July 31, 2017
For a long time, Belle and Sebastian, the Scottish band most known for their melancholy indie rock, weren’t the type to incite dancing from their live audiences. Instead, the group’s music washed over your emotions, a slow-moving folksy sound better suited to swaying than cutting up. But a couple years ago, they changed course and found a second wind on the dance floor. Ever since, they’ve toyed with disco and dance pop, trading in songs helmed by jangly guitars for ones grounded in thumping rhythm sections.
Show 7 p.m. | With Andrew Bird | $39-80 | All ages
Surrounded by a troupe of buzzing up-and-coming Philly emcees—Lil Uzi Vert, PNB Rock, Tunji Ige—GrandeMarshall has played the long and quiet game. Signed to Fool’s Gold Records, Marshall hasn’t chased trends or outsourced his style. He’s stayed true, pushing North Philly reality raps that bemoan instead of glorify his hardships. He has an erratic flow and quippy lyricism—a recipe for the densely layered autobiography he shared on his last album, “My Brother’s Keeper.” Marshall isn’t taking a break, but he seems to be taking a breather as he builds towards his next statement.
Doors 8 p.m. / Show 9 p.m. | With Aaron Cohen and Alexander Charles | $10-12 | 21 and over
If you’ve listened to the nostalgia-conjuring boom bap of Joey Bada$$, it’s the Black Moon rapper Buckshot he seems to most readily channel. Wu-Tang Clan gets all the attention when we talk about grimy early ‘90s New York hip-hop, but Boot Camp Clik and Buckshot—the latter is a trio that folds into the former’s larger collective—had their own watershed moments in the same movement. Even if it has been overshadowed in the decades since, in 1993, Black Moon’s “Enta da Stage” calcified the excitement surrounding Brooklyn hip-hop, the punchy beats provided by the brother-duo Da Beatminerz wrecked apart by the grit of Buckshot’s voice. Black Moon has released three albums since that debut, but it’s still that first one that everyone returns to for obvious reasons.
Doors 8 p.m. / Show 9 p.m. | $18-20 | 18 and over

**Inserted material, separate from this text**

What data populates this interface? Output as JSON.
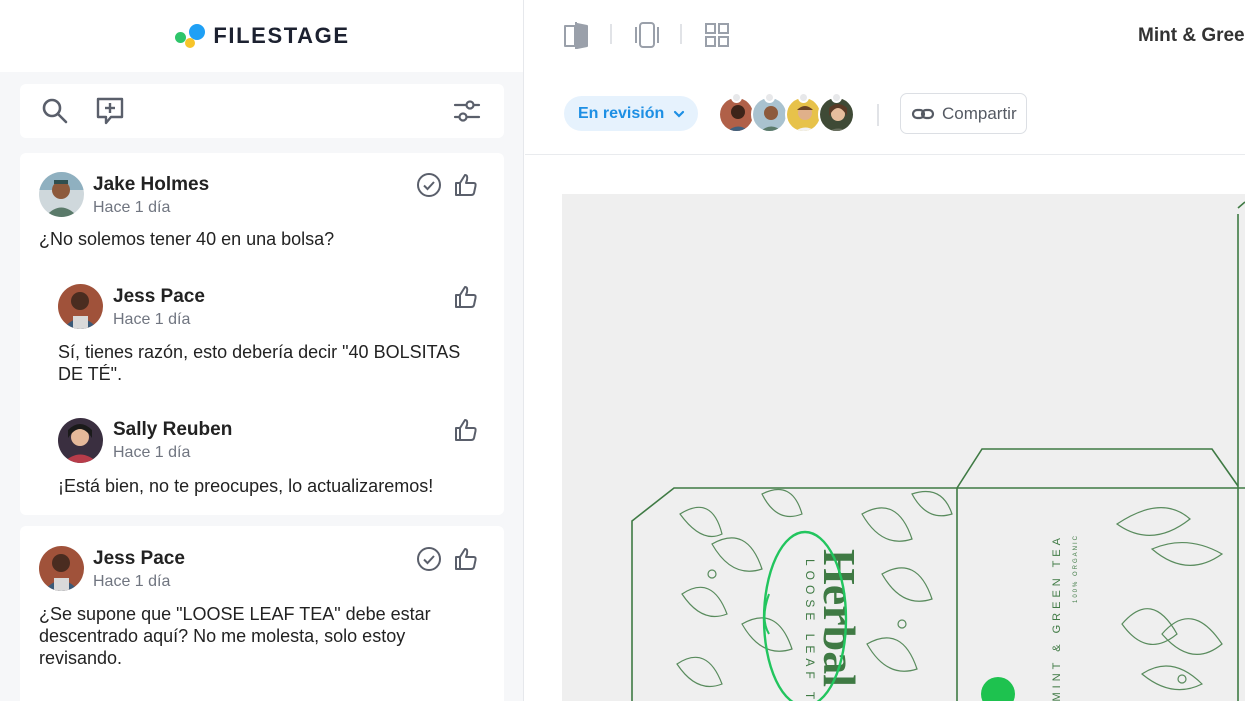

Nickleback is the butt of a lot of jokes. To be sure, with their dramatic rock lyricism and anthemic backdrops, the Canadian rockers open themselves up to the snide criticism of highbrow critics. But Nickelback’s low-stakes rock resounds with fans for a reason: it’s easy to digest. There’s no over thinking a Nickelback record, which is as good a pitch for stardom as they come.
Show 6 p.m. | With Daughtry and Shaman’s Harvest | $9-125 | All ages
The young Washington, D.C. rapper Logic has a cult following of fans that bemoan dumbed-down hip-hop. Logic isn’t at odds with the radio, but he certainly has some thoughts on how hip-hop should sound: the drums should knock, the lyrics should weave and brim with wordplay. After a string of impressive mixtapes, the 27-year old Maryland native signed to Def Jam and launched his own nerdy-but-cool lifestyle brand that has attracted droves of teenage fans. He’s not so self-involved to cast himself as hip-hop’s lone savior, but Logic’s message music is brimming with self-reflective positivity.
Show 8 p.m. | With Joey Bada$$ and Big Lenbo | $37-219 | All ages
Laetitia Sadier is a veteran of the French indie rock scene. In the ‘90s, she helped import a convention-breaking easy listening style to the states as the lead singer for the genre agnostic post-rock group Stereolab. For just under two decades, Stereolab never budged from their meandering artistry, so it was little surprise when Sadier announced her own out-there group called Laetitia Sadier Source Ensemble. The group has only released one album, this year’s “Find Me Finding You,” that confirms Sadier’s tendency towards inventive nostalgia.
Doors 8 p.m. / Show 9 p.m. | With Art Feynman and Eric Slick | $13-15 | 21 and over
Based in Nashville, Future Thieves is an alt-rock group with a sound that doesn’t ruffle any feathers. If anything, the group’s hallmark is an eclectic approachability. The band recently escaped to Eastern Tennessee to record their new music, a distraction-free vibe that produced their latest single, “Sucker,” which is a lulling groove of country-inflected soft rock.
Doors 7 p.m. / Show 8 p.m. | With Darlingtyn and Dino Petaccio & The Intruders | $14 | All ages